What to produce ▸ An exact printout of all the entries is required.
++++ Source data
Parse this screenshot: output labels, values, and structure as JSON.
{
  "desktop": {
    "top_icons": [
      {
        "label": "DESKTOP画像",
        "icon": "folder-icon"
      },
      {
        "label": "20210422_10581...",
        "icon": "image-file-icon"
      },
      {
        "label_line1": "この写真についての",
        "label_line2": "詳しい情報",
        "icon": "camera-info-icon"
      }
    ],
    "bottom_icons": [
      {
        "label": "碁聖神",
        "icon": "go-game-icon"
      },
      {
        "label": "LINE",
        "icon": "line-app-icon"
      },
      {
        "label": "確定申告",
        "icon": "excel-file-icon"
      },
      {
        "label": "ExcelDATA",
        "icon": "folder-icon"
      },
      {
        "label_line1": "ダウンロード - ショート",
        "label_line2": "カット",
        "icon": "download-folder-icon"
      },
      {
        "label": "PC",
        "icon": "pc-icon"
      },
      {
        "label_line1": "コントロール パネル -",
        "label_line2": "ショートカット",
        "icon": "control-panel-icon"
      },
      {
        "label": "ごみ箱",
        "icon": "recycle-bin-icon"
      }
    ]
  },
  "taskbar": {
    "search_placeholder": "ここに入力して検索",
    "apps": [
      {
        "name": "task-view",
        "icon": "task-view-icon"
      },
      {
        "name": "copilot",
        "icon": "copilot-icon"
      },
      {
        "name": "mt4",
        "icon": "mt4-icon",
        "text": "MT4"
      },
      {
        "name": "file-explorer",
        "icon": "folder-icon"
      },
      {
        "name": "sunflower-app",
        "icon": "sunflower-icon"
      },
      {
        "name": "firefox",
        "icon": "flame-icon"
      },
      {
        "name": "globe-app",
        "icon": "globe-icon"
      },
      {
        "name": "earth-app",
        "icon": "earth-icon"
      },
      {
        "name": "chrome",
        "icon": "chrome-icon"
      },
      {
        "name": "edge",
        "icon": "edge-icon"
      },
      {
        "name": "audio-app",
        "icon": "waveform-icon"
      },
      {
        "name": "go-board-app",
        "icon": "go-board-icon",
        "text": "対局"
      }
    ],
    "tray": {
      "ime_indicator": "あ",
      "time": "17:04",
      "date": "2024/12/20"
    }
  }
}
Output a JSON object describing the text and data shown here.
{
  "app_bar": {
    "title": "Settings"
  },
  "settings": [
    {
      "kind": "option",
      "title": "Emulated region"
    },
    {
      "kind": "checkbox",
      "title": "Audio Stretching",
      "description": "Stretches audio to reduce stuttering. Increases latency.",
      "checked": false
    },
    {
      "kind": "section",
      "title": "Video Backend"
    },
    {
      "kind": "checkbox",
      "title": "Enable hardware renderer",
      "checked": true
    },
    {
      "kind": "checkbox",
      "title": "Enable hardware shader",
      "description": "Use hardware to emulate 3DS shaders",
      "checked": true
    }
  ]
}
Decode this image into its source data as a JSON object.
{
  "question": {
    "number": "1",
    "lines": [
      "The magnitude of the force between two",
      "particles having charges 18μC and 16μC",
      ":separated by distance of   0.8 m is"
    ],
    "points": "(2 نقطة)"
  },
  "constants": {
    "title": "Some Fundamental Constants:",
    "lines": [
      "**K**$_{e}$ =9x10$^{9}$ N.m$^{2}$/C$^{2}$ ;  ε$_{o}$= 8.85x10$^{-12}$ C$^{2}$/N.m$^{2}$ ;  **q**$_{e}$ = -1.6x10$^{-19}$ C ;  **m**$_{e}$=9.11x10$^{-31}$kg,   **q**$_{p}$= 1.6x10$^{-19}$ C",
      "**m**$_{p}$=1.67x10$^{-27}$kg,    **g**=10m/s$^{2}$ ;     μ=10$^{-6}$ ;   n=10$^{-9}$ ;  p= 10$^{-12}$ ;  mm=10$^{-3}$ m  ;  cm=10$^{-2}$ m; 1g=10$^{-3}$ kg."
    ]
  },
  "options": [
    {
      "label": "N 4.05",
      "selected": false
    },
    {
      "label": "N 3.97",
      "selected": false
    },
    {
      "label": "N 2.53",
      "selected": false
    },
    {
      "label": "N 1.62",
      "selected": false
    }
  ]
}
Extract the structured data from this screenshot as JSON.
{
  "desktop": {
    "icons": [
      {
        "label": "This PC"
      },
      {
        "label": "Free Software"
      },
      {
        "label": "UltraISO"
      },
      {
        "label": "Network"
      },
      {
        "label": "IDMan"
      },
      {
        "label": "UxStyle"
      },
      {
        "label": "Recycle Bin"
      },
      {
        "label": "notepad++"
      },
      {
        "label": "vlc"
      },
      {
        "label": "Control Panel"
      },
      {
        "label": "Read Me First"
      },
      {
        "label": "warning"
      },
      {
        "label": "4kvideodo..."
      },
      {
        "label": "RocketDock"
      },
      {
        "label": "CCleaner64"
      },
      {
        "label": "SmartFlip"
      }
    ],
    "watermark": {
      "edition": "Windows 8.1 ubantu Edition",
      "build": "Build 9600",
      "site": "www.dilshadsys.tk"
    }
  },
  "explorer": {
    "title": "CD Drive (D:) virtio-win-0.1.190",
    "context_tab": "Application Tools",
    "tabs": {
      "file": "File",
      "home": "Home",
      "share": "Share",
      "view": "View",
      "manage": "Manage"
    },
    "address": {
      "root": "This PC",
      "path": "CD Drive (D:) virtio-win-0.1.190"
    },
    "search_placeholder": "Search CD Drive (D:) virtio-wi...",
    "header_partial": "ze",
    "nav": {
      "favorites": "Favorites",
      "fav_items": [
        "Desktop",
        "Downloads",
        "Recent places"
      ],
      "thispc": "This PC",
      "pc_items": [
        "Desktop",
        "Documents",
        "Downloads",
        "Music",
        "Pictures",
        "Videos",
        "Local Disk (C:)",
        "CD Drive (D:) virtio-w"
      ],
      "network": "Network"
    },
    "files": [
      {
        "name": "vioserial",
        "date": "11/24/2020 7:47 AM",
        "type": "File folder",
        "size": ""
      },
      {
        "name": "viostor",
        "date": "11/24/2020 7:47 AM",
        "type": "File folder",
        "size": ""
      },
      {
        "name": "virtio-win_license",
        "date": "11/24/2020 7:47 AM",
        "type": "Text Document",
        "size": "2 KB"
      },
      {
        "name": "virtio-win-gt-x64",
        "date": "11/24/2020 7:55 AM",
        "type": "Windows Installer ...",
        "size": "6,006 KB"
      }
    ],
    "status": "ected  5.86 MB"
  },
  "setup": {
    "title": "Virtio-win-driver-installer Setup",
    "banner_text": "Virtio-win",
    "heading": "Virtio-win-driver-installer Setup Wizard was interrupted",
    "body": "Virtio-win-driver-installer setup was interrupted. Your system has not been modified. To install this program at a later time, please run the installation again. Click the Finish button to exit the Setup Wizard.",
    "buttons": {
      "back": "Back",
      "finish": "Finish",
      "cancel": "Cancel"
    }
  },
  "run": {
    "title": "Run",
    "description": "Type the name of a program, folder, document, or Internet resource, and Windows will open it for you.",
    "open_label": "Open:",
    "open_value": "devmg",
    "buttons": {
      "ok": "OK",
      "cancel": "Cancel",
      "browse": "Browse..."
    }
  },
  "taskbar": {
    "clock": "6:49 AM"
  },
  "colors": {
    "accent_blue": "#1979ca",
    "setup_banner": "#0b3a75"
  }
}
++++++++
Written solution ▸
Parse this screenshot: output labels, values, and structure as JSON.
{
  "desktop": {
    "top_icons": [
      {
        "label": "DESKTOP画像",
        "icon": "folder-icon"
      },
      {
        "label": "20210422_10581...",
        "icon": "image-file-icon"
      },
      {
        "label_line1": "この写真についての",
        "label_line2": "詳しい情報",
        "icon": "camera-info-icon"
      }
    ],
    "bottom_icons": [
      {
        "label": "碁聖神",
        "icon": "go-game-icon"
      },
      {
        "label": "LINE",
        "icon": "line-app-icon"
      },
      {
        "label": "確定申告",
        "icon": "excel-file-icon"
      },
      {
        "label": "ExcelDATA",
        "icon": "folder-icon"
      },
      {
        "label_line1": "ダウンロード - ショート",
        "label_line2": "カット",
        "icon": "download-folder-icon"
      },
      {
        "label": "PC",
        "icon": "pc-icon"
      },
      {
        "label_line1": "コントロール パネル -",
        "label_line2": "ショートカット",
        "icon": "control-panel-icon"
      },
      {
        "label": "ごみ箱",
        "icon": "recycle-bin-icon"
      }
    ]
  },
  "taskbar": {
    "search_placeholder": "ここに入力して検索",
    "apps": [
      {
        "name": "task-view",
        "icon": "task-view-icon"
      },
      {
        "name": "copilot",
        "icon": "copilot-icon"
      },
      {
        "name": "mt4",
        "icon": "mt4-icon",
        "text": "MT4"
      },
      {
        "name": "file-explorer",
        "icon": "folder-icon"
      },
      {
        "name": "sunflower-app",
        "icon": "sunflower-icon"
      },
      {
        "name": "firefox",
        "icon": "flame-icon"
      },
      {
        "name": "globe-app",
        "icon": "globe-icon"
      },
      {
        "name": "earth-app",
        "icon": "earth-icon"
      },
      {
        "name": "chrome",
        "icon": "chrome-icon"
      },
      {
        "name": "edge",
        "icon": "edge-icon"
      },
      {
        "name": "audio-app",
        "icon": "waveform-icon"
      },
      {
        "name": "go-board-app",
        "icon": "go-board-icon",
        "text": "対局"
      }
    ],
    "tray": {
      "ime_indicator": "あ",
      "time": "17:04",
      "date": "2024/12/20"
    }
  }
}
Output a JSON object describing the text and data shown here.
{
  "app_bar": {
    "title": "Settings"
  },
  "settings": [
    {
      "kind": "option",
      "title": "Emulated region"
    },
    {
      "kind": "checkbox",
      "title": "Audio Stretching",
      "description": "Stretches audio to reduce stuttering. Increases latency.",
      "checked": false
    },
    {
      "kind": "section",
      "title": "Video Backend"
    },
    {
      "kind": "checkbox",
      "title": "Enable hardware renderer",
      "checked": true
    },
    {
      "kind": "checkbox",
      "title": "Enable hardware shader",
      "description": "Use hardware to emulate 3DS shaders",
      "checked": true
    }
  ]
}
Decode this image into its source data as a JSON object.
{
  "question": {
    "number": "1",
    "lines": [
      "The magnitude of the force between two",
      "particles having charges 18μC and 16μC",
      ":separated by distance of   0.8 m is"
    ],
    "points": "(2 نقطة)"
  },
  "constants": {
    "title": "Some Fundamental Constants:",
    "lines": [
      "**K**$_{e}$ =9x10$^{9}$ N.m$^{2}$/C$^{2}$ ;  ε$_{o}$= 8.85x10$^{-12}$ C$^{2}$/N.m$^{2}$ ;  **q**$_{e}$ = -1.6x10$^{-19}$ C ;  **m**$_{e}$=9.11x10$^{-31}$kg,   **q**$_{p}$= 1.6x10$^{-19}$ C",
      "**m**$_{p}$=1.67x10$^{-27}$kg,    **g**=10m/s$^{2}$ ;     μ=10$^{-6}$ ;   n=10$^{-9}$ ;  p= 10$^{-12}$ ;  mm=10$^{-3}$ m  ;  cm=10$^{-2}$ m; 1g=10$^{-3}$ kg."
    ]
  },
  "options": [
    {
      "label": "N 4.05",
      "selected": false
    },
    {
      "label": "N 3.97",
      "selected": false
    },
    {
      "label": "N 2.53",
      "selected": false
    },
    {
      "label": "N 1.62",
      "selected": false
    }
  ]
}
Extract the structured data from this screenshot as JSON.
{
  "desktop": {
    "icons": [
      {
        "label": "This PC"
      },
      {
        "label": "Free Software"
      },
      {
        "label": "UltraISO"
      },
      {
        "label": "Network"
      },
      {
        "label": "IDMan"
      },
      {
        "label": "UxStyle"
      },
      {
        "label": "Recycle Bin"
      },
      {
        "label": "notepad++"
      },
      {
        "label": "vlc"
      },
      {
        "label": "Control Panel"
      },
      {
        "label": "Read Me First"
      },
      {
        "label": "warning"
      },
      {
        "label": "4kvideodo..."
      },
      {
        "label": "RocketDock"
      },
      {
        "label": "CCleaner64"
      },
      {
        "label": "SmartFlip"
      }
    ],
    "watermark": {
      "edition": "Windows 8.1 ubantu Edition",
      "build": "Build 9600",
      "site": "www.dilshadsys.tk"
    }
  },
  "explorer": {
    "title": "CD Drive (D:) virtio-win-0.1.190",
    "context_tab": "Application Tools",
    "tabs": {
      "file": "File",
      "home": "Home",
      "share": "Share",
      "view": "View",
      "manage": "Manage"
    },
    "address": {
      "root": "This PC",
      "path": "CD Drive (D:) virtio-win-0.1.190"
    },
    "search_placeholder": "Search CD Drive (D:) virtio-wi...",
    "header_partial": "ze",
    "nav": {
      "favorites": "Favorites",
      "fav_items": [
        "Desktop",
        "Downloads",
        "Recent places"
      ],
      "thispc": "This PC",
      "pc_items": [
        "Desktop",
        "Documents",
        "Downloads",
        "Music",
        "Pictures",
        "Videos",
        "Local Disk (C:)",
        "CD Drive (D:) virtio-w"
      ],
      "network": "Network"
    },
    "files": [
      {
        "name": "vioserial",
        "date": "11/24/2020 7:47 AM",
        "type": "File folder",
        "size": ""
      },
      {
        "name": "viostor",
        "date": "11/24/2020 7:47 AM",
        "type": "File folder",
        "size": ""
      },
      {
        "name": "virtio-win_license",
        "date": "11/24/2020 7:47 AM",
        "type": "Text Document",
        "size": "2 KB"
      },
      {
        "name": "virtio-win-gt-x64",
        "date": "11/24/2020 7:55 AM",
        "type": "Windows Installer ...",
        "size": "6,006 KB"
      }
    ],
    "status": "ected  5.86 MB"
  },
  "setup": {
    "title": "Virtio-win-driver-installer Setup",
    "banner_text": "Virtio-win",
    "heading": "Virtio-win-driver-installer Setup Wizard was interrupted",
    "body": "Virtio-win-driver-installer setup was interrupted. Your system has not been modified. To install this program at a later time, please run the installation again. Click the Finish button to exit the Setup Wizard.",
    "buttons": {
      "back": "Back",
      "finish": "Finish",
      "cancel": "Cancel"
    }
  },
  "run": {
    "title": "Run",
    "description": "Type the name of a program, folder, document, or Internet resource, and Windows will open it for you.",
    "open_label": "Open:",
    "open_value": "devmg",
    "buttons": {
      "ok": "OK",
      "cancel": "Cancel",
      "browse": "Browse..."
    }
  },
  "taskbar": {
    "clock": "6:49 AM"
  },
  "colors": {
    "accent_blue": "#1979ca",
    "setup_banner": "#0b3a75"
  }
}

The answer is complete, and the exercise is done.